Below is an image of a page in a trial book showing the absence of George Mason IV, a presiding Justice of the Peace, in a court case involving public acknowledgment of the ages of enslaved children, possibly for the purpose of their future status as bonded workers or "manumitted slaves."


Trial Book, Fairfax County, Colony of Virginia, 1768

[1] George Mason IV was a talented legal thinker, although he never formally trained to practice law: Robert Rutland, George MasonReluctant Statesman (Baton Rouge, Louisiana State University Press, 1961), 23-25.

[2] Jeff Broadwater, George Mason: Forgotten Founder (Chapel Hill: University of North Carolina Press, 2006), 59-63, 124-127, 130-131.

[3] James Sidbury, Becoming African in America: Race and Nation in the Early Black Atlantic (New York: Oxford University Press, 2007), 192. A number of studies examine black American support for and opposition to the American Colonization Society: Ousmane Power-Greene, Against Wind and Tide: The African American Struggle against the Colonization Movement (New York: New University Press, 2014); Richard Newman, Freedom’s Prophet: Bishop Allen, the AME Church, and the Black Founding Fathers (New York: New York University Press, 2008), 203-204; Lammin Sanneh, Abolitionists Abroad: American Blacks and the Making of West Africa (Cambridge, MA: Harvard University Press, 2001), 212.

[4] Mechal Sobel, The World They Made Together: Black and White Values in Eighteenth-Century Virginia (Princeton: Princeton University Press, 1987), 5.  The intimate “interaction” between Thomas Jefferson and Sally Hemmings, a sexual relationship that began when she was a teenager, is now extensively chronicled, including details of the children conceived during their long “affair”: Annette Gordon-Reed, Thomas Jefferson and Sally Hemmings: An American Controversy (Charlottesville: University of Virginia Press, 2008).

[5]  Some historians of American slavery argue that men like Mason freely expressed Enlightenment values of revolutionary liberty and ambivalent feelings toward the abolishment of slavery, especially in colonial Virginia where plantation owners supported the Declaration of Independence and wrote sections of the Constitution: David Brion Davis, The Problem of Slavery in the Age of Revolution, 1770-1823 (Ithaca, NY: Cornell University Press, 1975), 261-262; Edmund Morgan, American Slavery, American Freedom: The Ordeal of Colonial Virginia (New York: W.W. Norton, 1975), 381-386.
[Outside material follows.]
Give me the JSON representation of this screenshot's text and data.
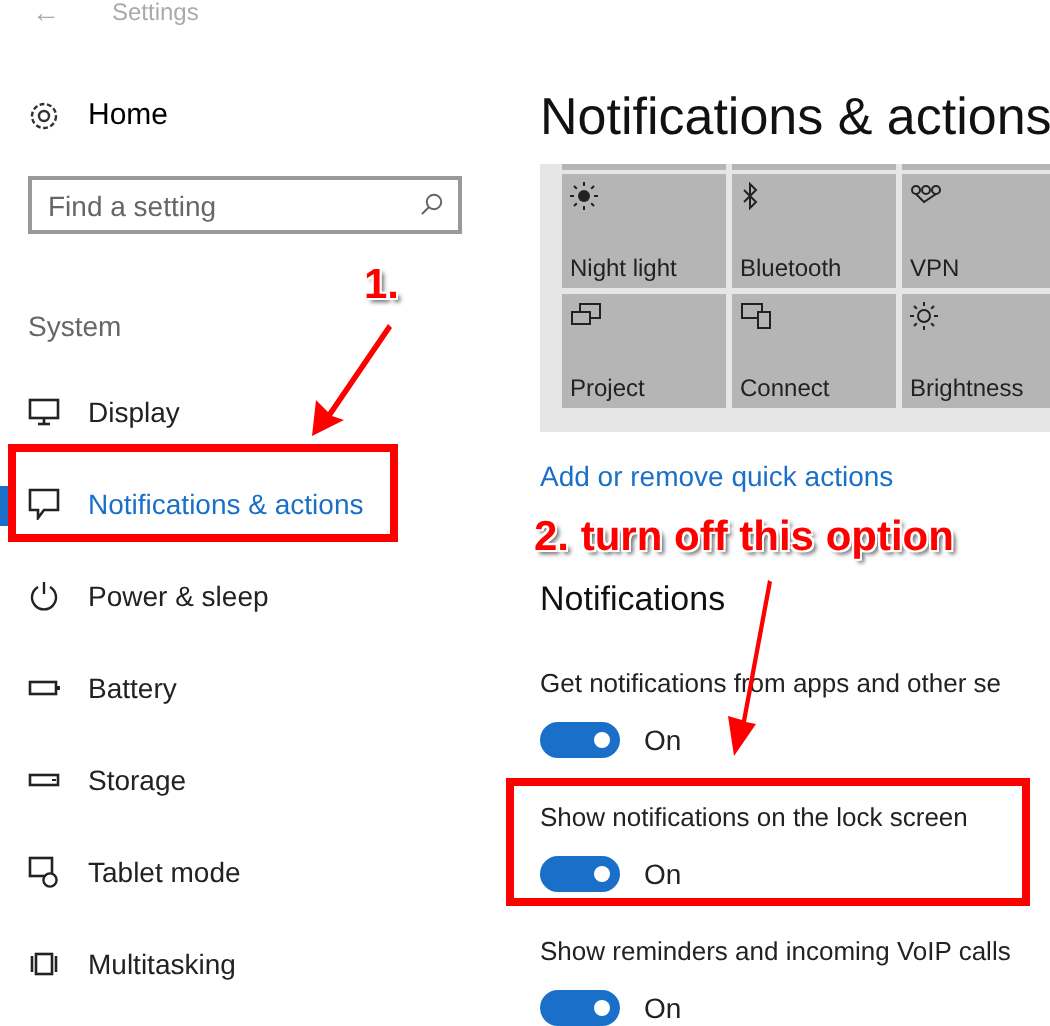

Creator: Kye Farrow, with Benedict Carton

Slavery, Law, and George Mason